▸ Assignment
Whenever a line of the entries below holds the string "true", copy that line and return it.

(Beginning of Entries shown)

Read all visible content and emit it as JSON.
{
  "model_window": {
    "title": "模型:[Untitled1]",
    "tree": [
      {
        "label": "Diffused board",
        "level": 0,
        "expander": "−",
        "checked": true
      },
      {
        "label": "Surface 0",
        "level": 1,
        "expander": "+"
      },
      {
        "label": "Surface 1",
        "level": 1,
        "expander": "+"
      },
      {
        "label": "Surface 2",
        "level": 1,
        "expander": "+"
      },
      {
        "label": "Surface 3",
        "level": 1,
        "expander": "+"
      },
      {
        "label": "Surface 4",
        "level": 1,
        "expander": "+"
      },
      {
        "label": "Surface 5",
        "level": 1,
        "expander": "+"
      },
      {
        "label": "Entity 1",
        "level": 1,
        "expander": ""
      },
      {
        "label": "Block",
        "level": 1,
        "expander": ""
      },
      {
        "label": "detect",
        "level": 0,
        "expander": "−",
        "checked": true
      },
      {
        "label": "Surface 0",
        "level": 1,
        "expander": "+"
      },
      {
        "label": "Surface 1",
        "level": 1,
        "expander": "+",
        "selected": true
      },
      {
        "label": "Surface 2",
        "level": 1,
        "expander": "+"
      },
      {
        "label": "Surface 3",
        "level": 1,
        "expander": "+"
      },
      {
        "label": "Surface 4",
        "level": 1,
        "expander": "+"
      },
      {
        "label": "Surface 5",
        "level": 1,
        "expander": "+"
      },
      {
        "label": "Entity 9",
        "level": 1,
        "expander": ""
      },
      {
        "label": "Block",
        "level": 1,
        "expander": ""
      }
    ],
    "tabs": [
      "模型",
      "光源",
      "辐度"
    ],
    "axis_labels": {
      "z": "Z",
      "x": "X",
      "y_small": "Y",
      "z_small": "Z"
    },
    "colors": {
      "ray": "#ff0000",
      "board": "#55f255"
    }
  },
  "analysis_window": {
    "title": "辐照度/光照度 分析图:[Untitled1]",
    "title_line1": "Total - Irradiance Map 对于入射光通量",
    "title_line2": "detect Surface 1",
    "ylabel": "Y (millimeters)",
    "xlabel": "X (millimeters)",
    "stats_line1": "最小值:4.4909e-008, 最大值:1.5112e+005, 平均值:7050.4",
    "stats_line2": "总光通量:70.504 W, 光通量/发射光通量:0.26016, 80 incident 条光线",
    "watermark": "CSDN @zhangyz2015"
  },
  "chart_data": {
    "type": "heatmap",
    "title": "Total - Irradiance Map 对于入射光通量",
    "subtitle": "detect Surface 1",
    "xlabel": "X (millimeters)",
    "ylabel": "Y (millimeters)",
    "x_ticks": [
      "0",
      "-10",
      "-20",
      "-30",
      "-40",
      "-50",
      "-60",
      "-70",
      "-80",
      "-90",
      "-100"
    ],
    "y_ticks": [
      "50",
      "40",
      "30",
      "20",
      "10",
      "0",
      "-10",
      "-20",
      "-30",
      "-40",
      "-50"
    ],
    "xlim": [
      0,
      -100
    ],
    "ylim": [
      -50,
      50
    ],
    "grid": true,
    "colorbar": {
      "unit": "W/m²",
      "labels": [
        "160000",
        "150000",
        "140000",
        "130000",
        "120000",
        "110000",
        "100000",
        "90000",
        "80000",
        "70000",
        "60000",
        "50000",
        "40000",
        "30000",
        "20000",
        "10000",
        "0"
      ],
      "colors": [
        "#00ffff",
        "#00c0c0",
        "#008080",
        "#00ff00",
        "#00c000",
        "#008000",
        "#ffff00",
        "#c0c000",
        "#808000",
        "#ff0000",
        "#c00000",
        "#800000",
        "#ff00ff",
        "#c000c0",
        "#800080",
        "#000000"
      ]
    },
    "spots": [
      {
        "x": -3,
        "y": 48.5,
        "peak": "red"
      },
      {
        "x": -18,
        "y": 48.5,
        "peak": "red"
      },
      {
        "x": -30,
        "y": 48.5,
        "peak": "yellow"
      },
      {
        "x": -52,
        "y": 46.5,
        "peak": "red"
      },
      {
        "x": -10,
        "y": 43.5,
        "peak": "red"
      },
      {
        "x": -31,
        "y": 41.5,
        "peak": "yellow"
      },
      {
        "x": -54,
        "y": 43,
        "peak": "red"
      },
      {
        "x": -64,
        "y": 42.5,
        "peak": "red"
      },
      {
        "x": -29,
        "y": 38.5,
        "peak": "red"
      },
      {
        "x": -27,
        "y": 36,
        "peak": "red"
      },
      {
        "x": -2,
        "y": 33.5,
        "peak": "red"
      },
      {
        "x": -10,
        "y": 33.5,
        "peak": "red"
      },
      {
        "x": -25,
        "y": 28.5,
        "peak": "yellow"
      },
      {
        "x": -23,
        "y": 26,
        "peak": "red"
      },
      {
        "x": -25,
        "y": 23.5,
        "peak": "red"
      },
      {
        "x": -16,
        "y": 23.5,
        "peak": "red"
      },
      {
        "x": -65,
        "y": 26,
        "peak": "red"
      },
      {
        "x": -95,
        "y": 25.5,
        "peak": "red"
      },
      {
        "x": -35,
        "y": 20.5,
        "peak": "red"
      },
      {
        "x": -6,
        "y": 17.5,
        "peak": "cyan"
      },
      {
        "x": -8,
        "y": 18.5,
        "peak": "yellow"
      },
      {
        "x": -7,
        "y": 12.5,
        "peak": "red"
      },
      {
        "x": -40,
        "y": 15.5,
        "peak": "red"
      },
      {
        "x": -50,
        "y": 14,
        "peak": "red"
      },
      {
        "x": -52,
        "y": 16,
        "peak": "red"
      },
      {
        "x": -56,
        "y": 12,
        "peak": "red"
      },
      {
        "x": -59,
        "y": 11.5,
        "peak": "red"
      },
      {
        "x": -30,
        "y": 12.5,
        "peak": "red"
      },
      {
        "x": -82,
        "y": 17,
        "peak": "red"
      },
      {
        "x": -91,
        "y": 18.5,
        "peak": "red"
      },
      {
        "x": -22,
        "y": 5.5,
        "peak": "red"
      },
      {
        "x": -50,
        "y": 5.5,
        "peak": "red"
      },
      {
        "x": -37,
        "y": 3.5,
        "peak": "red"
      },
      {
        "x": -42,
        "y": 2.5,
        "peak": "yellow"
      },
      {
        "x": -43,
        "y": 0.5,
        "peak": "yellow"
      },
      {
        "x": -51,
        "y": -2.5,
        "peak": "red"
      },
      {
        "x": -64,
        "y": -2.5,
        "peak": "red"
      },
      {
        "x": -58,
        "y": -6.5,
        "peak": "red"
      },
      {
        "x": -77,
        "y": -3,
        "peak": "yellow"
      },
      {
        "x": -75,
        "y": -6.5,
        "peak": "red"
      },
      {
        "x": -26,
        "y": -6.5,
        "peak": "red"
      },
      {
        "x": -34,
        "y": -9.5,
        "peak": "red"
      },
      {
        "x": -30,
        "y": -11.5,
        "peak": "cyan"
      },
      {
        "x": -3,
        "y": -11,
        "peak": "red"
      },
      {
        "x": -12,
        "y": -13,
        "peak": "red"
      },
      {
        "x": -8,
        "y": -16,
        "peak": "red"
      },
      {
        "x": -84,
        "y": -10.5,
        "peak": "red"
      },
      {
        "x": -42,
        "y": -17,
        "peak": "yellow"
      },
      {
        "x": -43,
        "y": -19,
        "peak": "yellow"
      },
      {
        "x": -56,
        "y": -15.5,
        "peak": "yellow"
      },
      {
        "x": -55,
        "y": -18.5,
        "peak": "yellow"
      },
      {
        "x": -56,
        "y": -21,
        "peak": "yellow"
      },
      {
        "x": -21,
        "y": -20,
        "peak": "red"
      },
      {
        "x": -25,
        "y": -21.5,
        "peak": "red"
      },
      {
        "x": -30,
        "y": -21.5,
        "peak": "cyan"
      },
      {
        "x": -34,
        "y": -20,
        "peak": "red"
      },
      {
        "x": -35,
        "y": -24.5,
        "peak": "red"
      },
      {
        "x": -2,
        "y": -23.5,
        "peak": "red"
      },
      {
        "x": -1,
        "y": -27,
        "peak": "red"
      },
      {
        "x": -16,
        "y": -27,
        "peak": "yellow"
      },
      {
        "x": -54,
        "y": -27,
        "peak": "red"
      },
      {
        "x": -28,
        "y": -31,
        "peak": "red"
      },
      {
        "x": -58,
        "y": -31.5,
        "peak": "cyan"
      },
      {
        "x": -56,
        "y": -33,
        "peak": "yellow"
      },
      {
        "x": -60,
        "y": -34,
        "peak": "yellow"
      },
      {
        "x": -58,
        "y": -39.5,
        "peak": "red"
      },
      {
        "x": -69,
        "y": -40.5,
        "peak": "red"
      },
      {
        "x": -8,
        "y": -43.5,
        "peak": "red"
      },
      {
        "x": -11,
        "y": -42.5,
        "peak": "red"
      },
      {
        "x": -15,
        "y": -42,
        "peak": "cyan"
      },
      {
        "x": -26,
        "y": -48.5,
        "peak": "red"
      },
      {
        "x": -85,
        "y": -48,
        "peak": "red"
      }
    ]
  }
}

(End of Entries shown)

▸ Written answer
        "checked": true
        "checked": true
        "selected": true
    "grid": true,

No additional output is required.